Ending the Race
In sports today it hardly raises an eyebrow when an elite athlete fails a drug test. The use of drugs in sport to cheat is not necessarily a new concept but has become increasingly effective in the recent turn of the century. With the numerous medical and technological advances in our world today, much debate has come about the use of performance enhancing drugs/methods (PEDs/PEMs) by elite athletes. Even with the creation of the WADA (World Anti-Doping Agency) in 1999 to regulate drug use in sport, minor progress in the fight against doping has been made. The war against drugs has shown to be ineffective as many athletes have been able to escape being caught for many years. It may be time for both sides to come together and create a system that works for everyone but does not endanger an athlete’s health. A system which allows controlled use of Erythropoietin (EPO) at doses with no health risk to athletes could provide a solution to many of the medical and economical issues of performance-enhancing drug use in an elite endurance sport such as cycling.
The drastic increase in the use of illegal PEDs has plagued the world of elite sport such as cycling. The benefits and rewards of illegal drug use greatly outweigh the risks. Elite athletes are lured by success in that the penalties for cheating are small (a six month to one year ban in professional sport, or a two year ban for a first offense in the Olympics) are greatly outweighed by multimillion dollar rewards of prize money, endorsements, and other rewards that are likely to come if not caught. A survey in 1992 of a small group of Olympic athletes found that they believed that the successful Olympic athletes at the time were using banned substances (Savulescu 666). Although the WADA serves to catch athletes that use these PEDs, they still have a ways to go before they catch everyone. It is estimated that only 10-15% of participated athletes are tested in each major competition of Olympic Games (Savulescu 667). Drugs today are also becoming increasingly hard to detect in blood and urine tests, which creates just another reason for athletes to use them. Running the small risk or being caught compared to the rewards and benefits of using the drug, along with increasing effectiveness of drugs has created more temptation than ever for athletes to break the rules.

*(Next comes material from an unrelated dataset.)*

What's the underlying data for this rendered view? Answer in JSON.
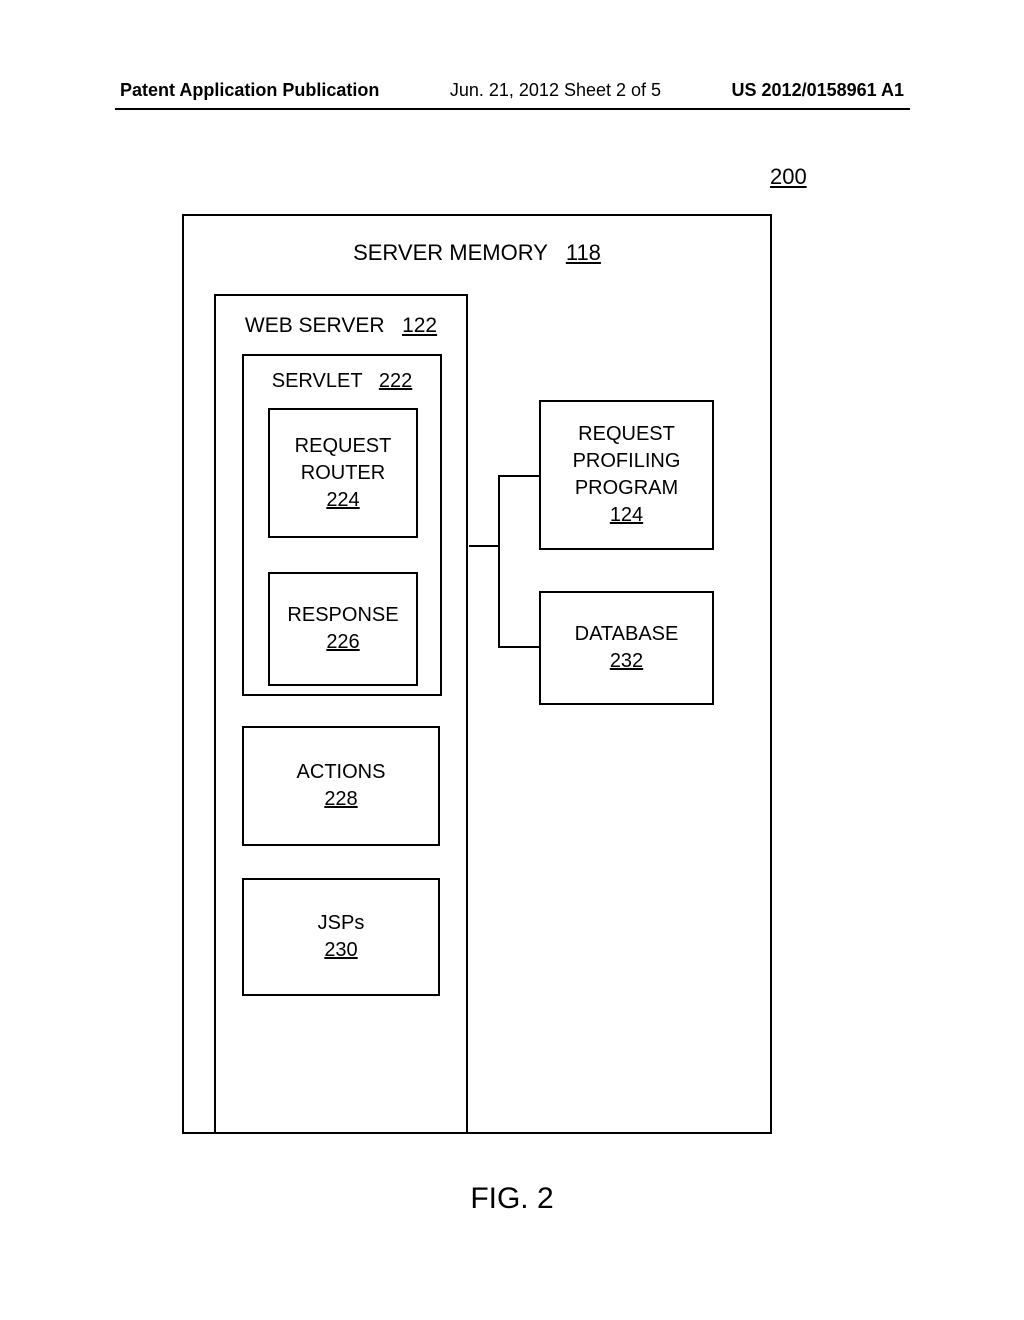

The war on drugs has shown to be ineffective, especially in the past few years. Olympic cycling is plagued by the use of PEDs worse than any other elite sporting event. Although the WADA specifically aims to catch those who use methods of blood doping, erythropoietin (EPO), and other steroids in the sport of cycling, it has shown to be very unsuccessful. Take for example Lance Armstrong. Just recently within the past year Armstrong finally confessed to using PEDs in the sport of cycling for at least his first five Tour de France wins. One of the sport’s greatest, an idol for many people including those who have endured the battle of cancer, used PEDs for almost his whole career. How much of a shock it was to everyone, including some of those at the WADA. If they can’t rid the sport of PEDs then who can? Will the rabbit and hare chase exist forever?
One of the most commonly used drugs in the sport of cycling is erythropoietin (EPO), which is known to increase red blood cell (RBC) count in the body. EPO is naturally produced in the kidneys but has an artificial version known as Epogen which can be injected into the bloodstream which then increases RBC production. This drug benefits an athlete by causing the muscles to fatigue slower, improving overall endurance. This is very helpful in a sport such as cycling, where long hours of pedaling ware on your legs.
Although this drug may be very beneficial to athletes, higher amounts injected may result in high concentration of RBCs. Once the blood contains a concentration of 50% or higher amount of RBCs, the...
Cited: Devine, John W. "Doping Is a Threat to Sporting Excellence." British Journal of Sports
Medicine 45.8 (2011): 637-39
2010. Web. 30 Mar. 2013.
Lardon, Michael T. "Performance-Enhancing Drugs: Where Should the Line Be Drawn and by
Whom?" Psychiatry Matrix Medical Communications 5.7 (2008): 58-61
Web. 30 Mar. 2013.
Savulescu, J., B. Foddy, and M. Clayton. "Why We Should Allow Performance Enhancing
Drugs in Sport." British Journal of Sports Medicine 38.6 (2004): 666-70
30 Mar. 2013.
Shuster, S., and J. W. Devine. "The Banning of Sportsmen and Women Who Fail Drug Tests Is
Unjustifiable." The Journal of the Royal College of Physicians of Edinburgh 43.1 (2013):
39-43. PubMed. Web. 30 Apr. 2013.
Wiesing, Urban. "Should Performance-Enhancing Drugs in Sport Be Legalized under Medical
Supervision." Sports Medicine 41.2 (2011): 167-76
Publishing, 7 Oct. 2012. Web. 30 Mar. 2013.
Please join StudyMode to read the full document